Cast parts used by Rowen, Becker Co. included the trigger, hammer, and trigger housing (see below).
One feature that is unique to many of the carbines by this company were punch marks placed on the:
As this first example shows, this wasn't consistent throughout production. The punch marks are depicted on the second example and fairly common.
The purpose of the punch marks, hammer excepted, appears to have been peening of the holes to secure the pins that fit into and/or through the cast trigger housing. This suggests improper machining and/or improper hardening of the receiver and trigger housing and likely includes the hammer.
If you own one of these carbines, if for no other reason but age, it is highly recommended you have it safety inspected by a gunsmith before firing it.
Many of the commercial carbine manufactures assembling carbines in the early 1960's found it near impossible to locate barrels for their M1 Carbines. Two of the reasons for this were carbine barrels were always in high demand for as long as the carbine was manufactured and the military used them, followed by U.S. Ordnance destroying the barrels by cutting them half and selling them as scrap metal. During the early 1960's, most commercial manufacturer, but not all, assembled carbine barrels using the rear half of a cut and scrapped carbine barrel with a 1903A3 barrel cut to carbine dimensions and inserted into the bored out hull of the rear of the carbine barrel. The two barrels were then attached to one another and the chamber reamed for the .30 carbine cartridge. Some companies were better at it than others.
Many barrels used by Rowen, Becker Co. that have been observed to date, if they were the original barrels that came with the carbine, were constructed in this manner. A few have been found to have a machined barrel blank onto which a gas piston housing was welded. This became more common by 1963 as several barrel manufacturers had begun to manufacture barrel blanks made for the M1 Carbines.
Barrel made from rear half of a torch cut M1 Carbine barrel into which a 1903A3 barrel was inserted. Used by Rowen, Becker Co. on most carbines they sold
Barrel used by Rowen, Becker Co. made from a barrel blank onto which they attached a gas piston housing.
This was a receiver only, no other parts attached.
no serial number
no name, serial number is double stamped on the rear sight platform forward of the dovetail
another example has been observed with the name ROWEN, BECKER CO. completely spelled out across the top of the receiver behind the rear sight.
Advertisements for M1 Carbines and receivers continued through August 1964. In the September 15, 1964 issue of Shotgun News, Rossford Arms Supply, a division of Rowen, Becker, Co., no longer offered complete carbines or receivers, selling surplus parts only.

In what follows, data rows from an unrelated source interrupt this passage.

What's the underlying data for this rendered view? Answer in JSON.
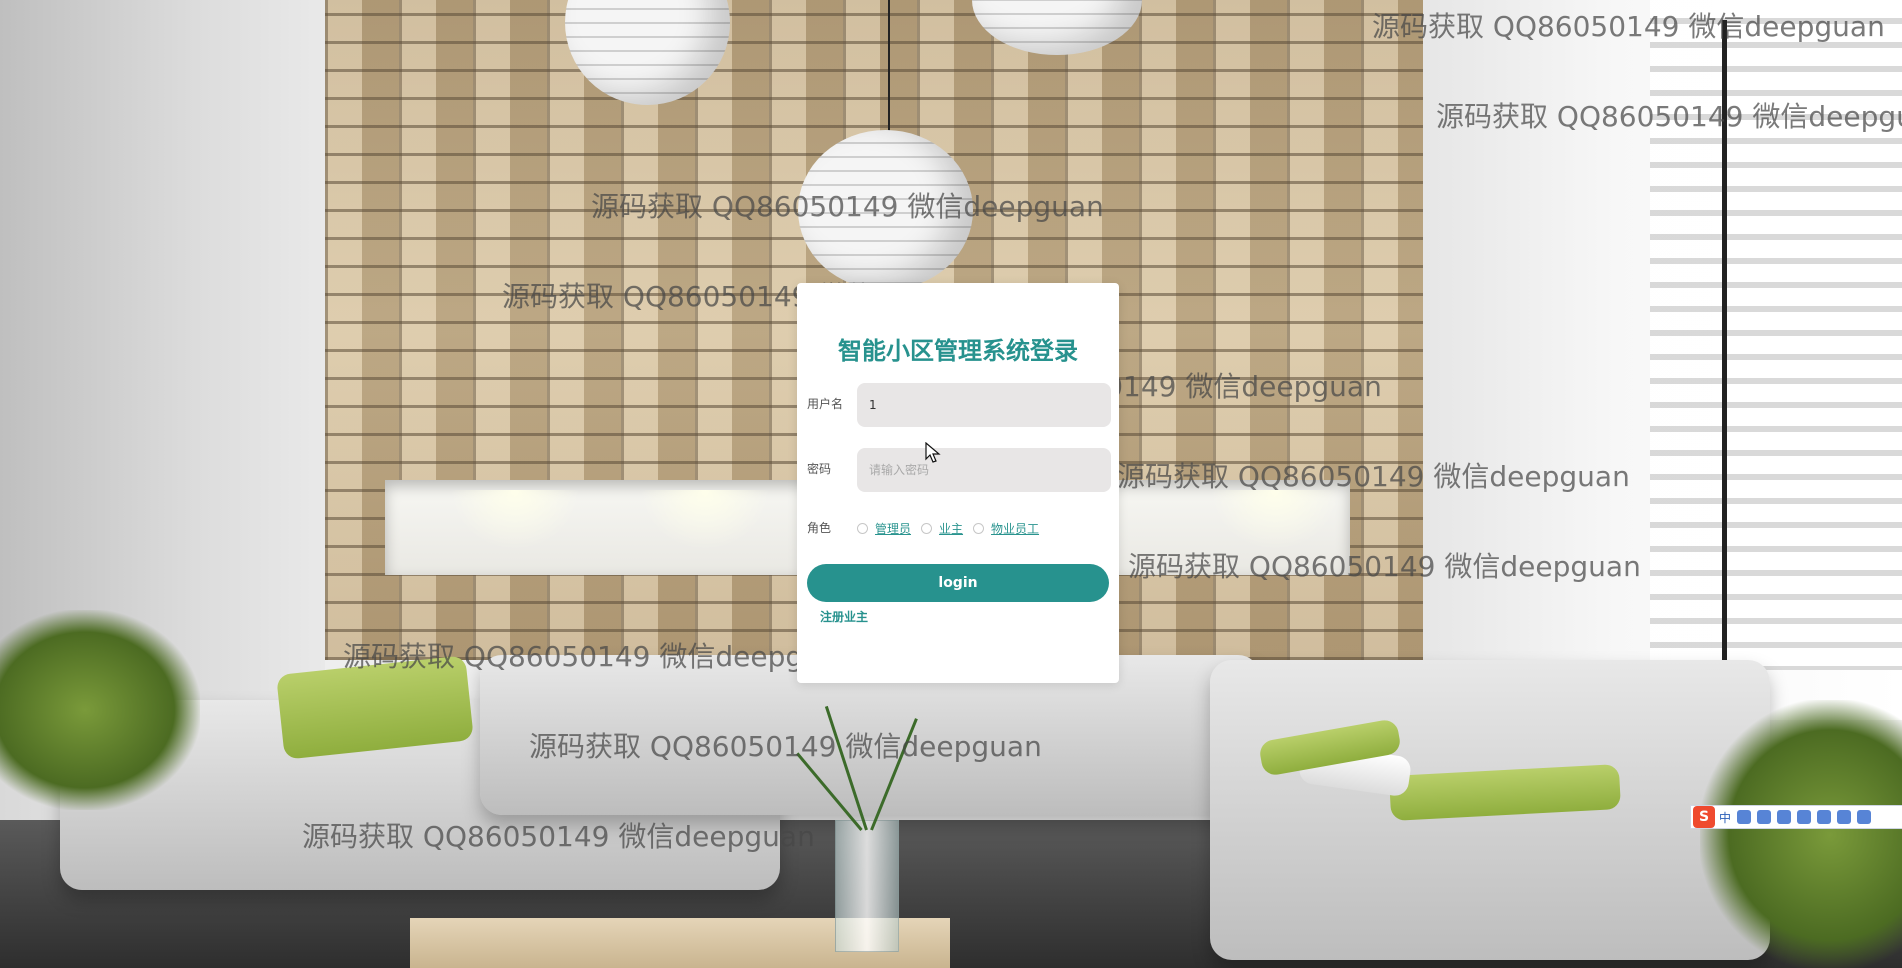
{
  "login": {
    "title": "智能小区管理系统登录",
    "username_label": "用户名",
    "username_value": "1",
    "password_label": "密码",
    "password_placeholder": "请输入密码",
    "role_label": "角色",
    "roles": [
      "管理员",
      "业主",
      "物业员工"
    ],
    "login_button": "login",
    "register_link": "注册业主"
  },
  "watermark": "源码获取 QQ86050149 微信deepguan",
  "ime_toolbar": {
    "logo": "S",
    "lang": "中",
    "icons": [
      "punctuation-icon",
      "emoji-icon",
      "microphone-icon",
      "keyboard-icon",
      "user-icon",
      "skin-icon",
      "settings-icon"
    ]
  },
  "colors": {
    "accent": "#27928e",
    "card_bg": "#ffffff",
    "field_bg": "#e8e6e6"
  }
}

The few advertisements that appear after this date offer only parts for sale.
Becker related that Rowen had continued to assemble carbines until the company went bankrupt in 1963 or 1964. Becker had moved and lost contact with Rowen, so he wasn't certain which of the two years the company was closed.